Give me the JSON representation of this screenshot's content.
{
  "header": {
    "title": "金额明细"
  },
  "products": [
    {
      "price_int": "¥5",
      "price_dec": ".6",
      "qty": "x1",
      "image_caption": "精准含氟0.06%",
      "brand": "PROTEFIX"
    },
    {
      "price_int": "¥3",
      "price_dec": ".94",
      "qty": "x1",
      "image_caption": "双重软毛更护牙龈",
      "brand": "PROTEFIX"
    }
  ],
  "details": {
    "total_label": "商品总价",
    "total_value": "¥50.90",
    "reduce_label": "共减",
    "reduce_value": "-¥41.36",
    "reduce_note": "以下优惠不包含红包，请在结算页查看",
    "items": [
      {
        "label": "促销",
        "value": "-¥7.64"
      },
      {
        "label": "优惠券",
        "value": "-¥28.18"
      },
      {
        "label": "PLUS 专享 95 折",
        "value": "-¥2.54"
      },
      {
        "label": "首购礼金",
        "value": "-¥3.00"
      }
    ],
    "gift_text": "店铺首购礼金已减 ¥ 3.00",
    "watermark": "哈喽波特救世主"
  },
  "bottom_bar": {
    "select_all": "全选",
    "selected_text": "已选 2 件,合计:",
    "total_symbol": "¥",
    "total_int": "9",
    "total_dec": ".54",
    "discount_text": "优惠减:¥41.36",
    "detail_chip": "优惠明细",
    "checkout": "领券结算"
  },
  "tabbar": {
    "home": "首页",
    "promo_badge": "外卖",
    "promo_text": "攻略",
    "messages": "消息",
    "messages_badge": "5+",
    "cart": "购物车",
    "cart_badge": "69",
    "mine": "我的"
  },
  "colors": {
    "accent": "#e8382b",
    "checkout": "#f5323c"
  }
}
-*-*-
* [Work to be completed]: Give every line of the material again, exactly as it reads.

* [The completed task]:
Give me the JSON representation of this screenshot's content.
{
  "header": {
    "title": "金额明细"
  },
  "products": [
    {
      "price_int": "¥5",
      "price_dec": ".6",
      "qty": "x1",
      "image_caption": "精准含氟0.06%",
      "brand": "PROTEFIX"
    },
    {
      "price_int": "¥3",
      "price_dec": ".94",
      "qty": "x1",
      "image_caption": "双重软毛更护牙龈",
      "brand": "PROTEFIX"
    }
  ],
  "details": {
    "total_label": "商品总价",
    "total_value": "¥50.90",
    "reduce_label": "共减",
    "reduce_value": "-¥41.36",
    "reduce_note": "以下优惠不包含红包，请在结算页查看",
    "items": [
      {
        "label": "促销",
        "value": "-¥7.64"
      },
      {
        "label": "优惠券",
        "value": "-¥28.18"
      },
      {
        "label": "PLUS 专享 95 折",
        "value": "-¥2.54"
      },
      {
        "label": "首购礼金",
        "value": "-¥3.00"
      }
    ],
    "gift_text": "店铺首购礼金已减 ¥ 3.00",
    "watermark": "哈喽波特救世主"
  },
  "bottom_bar": {
    "select_all": "全选",
    "selected_text": "已选 2 件,合计:",
    "total_symbol": "¥",
    "total_int": "9",
    "total_dec": ".54",
    "discount_text": "优惠减:¥41.36",
    "detail_chip": "优惠明细",
    "checkout": "领券结算"
  },
  "tabbar": {
    "home": "首页",
    "promo_badge": "外卖",
    "promo_text": "攻略",
    "messages": "消息",
    "messages_badge": "5+",
    "cart": "购物车",
    "cart_badge": "69",
    "mine": "我的"
  },
  "colors": {
    "accent": "#e8382b",
    "checkout": "#f5323c"
  }
}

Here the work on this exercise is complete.